Please copy every line with the string "obrazek" from the entries below.

• • • •

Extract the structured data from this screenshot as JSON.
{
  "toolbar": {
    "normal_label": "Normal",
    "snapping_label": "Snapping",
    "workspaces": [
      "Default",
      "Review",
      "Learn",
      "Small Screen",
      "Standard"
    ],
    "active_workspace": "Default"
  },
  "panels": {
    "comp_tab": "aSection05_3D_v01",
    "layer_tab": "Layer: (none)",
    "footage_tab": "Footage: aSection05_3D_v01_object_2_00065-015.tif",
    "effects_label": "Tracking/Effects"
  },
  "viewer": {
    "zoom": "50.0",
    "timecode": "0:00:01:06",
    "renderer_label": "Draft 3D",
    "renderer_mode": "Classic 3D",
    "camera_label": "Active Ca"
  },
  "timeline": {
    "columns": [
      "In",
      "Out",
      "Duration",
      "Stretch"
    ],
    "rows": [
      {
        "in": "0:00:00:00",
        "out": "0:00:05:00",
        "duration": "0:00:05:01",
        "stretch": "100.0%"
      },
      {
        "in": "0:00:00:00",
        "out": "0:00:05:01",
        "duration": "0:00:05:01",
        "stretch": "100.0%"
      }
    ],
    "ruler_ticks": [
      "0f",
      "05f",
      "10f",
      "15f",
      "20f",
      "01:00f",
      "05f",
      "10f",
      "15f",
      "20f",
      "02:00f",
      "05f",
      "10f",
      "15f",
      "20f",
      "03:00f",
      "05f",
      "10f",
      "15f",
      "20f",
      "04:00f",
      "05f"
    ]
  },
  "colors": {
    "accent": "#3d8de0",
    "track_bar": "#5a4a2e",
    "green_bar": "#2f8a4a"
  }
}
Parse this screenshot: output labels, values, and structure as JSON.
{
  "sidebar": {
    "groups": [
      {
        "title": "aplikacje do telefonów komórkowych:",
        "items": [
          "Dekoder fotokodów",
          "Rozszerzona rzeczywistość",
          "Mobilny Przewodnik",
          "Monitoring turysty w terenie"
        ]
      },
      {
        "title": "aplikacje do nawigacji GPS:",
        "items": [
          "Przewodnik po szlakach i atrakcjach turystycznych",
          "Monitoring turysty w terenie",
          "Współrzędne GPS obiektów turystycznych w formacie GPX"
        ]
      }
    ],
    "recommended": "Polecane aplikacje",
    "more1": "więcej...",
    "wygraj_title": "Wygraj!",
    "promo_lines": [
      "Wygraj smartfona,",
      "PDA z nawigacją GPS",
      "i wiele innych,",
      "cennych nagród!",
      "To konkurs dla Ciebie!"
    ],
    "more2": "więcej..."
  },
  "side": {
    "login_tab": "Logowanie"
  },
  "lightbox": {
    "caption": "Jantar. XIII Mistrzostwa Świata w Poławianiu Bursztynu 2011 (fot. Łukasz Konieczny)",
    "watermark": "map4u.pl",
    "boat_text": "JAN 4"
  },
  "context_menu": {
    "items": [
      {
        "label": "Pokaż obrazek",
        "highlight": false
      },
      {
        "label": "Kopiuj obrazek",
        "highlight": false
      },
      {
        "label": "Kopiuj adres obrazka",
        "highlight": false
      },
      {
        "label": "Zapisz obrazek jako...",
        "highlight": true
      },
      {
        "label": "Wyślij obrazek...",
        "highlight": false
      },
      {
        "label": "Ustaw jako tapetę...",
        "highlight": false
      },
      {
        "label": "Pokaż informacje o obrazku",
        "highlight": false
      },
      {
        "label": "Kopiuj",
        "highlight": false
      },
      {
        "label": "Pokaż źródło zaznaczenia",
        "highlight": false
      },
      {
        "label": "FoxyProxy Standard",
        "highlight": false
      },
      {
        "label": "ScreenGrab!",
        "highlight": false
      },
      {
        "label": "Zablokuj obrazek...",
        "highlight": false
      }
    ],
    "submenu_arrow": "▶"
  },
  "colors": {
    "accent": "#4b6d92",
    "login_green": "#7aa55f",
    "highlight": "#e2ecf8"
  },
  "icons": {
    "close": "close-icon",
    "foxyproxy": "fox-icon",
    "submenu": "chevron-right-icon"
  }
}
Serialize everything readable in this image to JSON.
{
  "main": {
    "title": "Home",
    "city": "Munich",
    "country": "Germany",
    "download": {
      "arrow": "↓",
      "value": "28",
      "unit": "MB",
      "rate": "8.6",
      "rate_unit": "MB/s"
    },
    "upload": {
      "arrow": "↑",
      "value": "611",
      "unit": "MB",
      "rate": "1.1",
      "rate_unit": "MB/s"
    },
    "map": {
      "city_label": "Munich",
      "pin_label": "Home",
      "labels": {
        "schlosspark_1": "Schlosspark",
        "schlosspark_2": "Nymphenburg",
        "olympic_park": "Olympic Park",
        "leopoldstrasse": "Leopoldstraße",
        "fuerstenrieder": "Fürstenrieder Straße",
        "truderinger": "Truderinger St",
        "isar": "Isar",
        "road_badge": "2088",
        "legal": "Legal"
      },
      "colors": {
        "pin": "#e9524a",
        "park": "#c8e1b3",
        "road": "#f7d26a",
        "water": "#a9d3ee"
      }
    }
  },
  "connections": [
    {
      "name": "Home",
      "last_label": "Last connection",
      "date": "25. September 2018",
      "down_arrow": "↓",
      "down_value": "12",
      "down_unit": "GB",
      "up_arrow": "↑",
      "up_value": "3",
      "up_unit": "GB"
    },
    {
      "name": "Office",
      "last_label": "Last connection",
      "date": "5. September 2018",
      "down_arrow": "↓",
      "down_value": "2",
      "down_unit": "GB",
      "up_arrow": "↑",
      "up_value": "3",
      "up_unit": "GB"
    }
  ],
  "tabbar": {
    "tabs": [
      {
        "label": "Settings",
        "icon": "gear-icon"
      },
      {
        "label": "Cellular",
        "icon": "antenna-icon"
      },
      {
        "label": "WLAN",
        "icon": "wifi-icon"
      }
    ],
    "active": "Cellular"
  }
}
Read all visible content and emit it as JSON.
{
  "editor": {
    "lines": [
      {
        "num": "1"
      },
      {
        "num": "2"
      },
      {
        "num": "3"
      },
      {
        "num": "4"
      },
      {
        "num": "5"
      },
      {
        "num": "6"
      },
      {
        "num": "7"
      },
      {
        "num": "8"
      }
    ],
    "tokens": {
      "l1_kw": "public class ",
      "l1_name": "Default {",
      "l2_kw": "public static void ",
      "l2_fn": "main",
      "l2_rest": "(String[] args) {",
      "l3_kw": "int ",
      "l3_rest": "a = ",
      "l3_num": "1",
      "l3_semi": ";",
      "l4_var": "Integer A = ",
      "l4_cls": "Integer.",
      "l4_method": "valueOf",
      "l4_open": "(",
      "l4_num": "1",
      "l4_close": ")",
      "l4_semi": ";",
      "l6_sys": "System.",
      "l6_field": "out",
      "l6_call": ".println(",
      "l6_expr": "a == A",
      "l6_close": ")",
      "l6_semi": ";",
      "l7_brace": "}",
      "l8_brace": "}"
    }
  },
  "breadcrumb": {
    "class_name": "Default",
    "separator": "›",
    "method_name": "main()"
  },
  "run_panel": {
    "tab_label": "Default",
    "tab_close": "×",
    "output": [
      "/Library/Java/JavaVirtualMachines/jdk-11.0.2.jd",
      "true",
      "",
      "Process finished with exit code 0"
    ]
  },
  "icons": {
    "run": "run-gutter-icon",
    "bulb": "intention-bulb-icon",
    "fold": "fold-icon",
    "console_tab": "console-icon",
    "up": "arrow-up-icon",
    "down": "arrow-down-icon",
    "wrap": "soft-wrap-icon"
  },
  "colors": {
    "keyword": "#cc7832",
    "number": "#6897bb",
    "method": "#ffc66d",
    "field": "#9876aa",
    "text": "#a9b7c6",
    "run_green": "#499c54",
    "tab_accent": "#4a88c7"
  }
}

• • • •

[SOLUTION]
        "label": "Pokaż obrazek",
        "label": "Kopiuj obrazek",
        "label": "Zapisz obrazek jako...",
        "label": "Wyślij obrazek...",
        "label": "Zablokuj obrazek...",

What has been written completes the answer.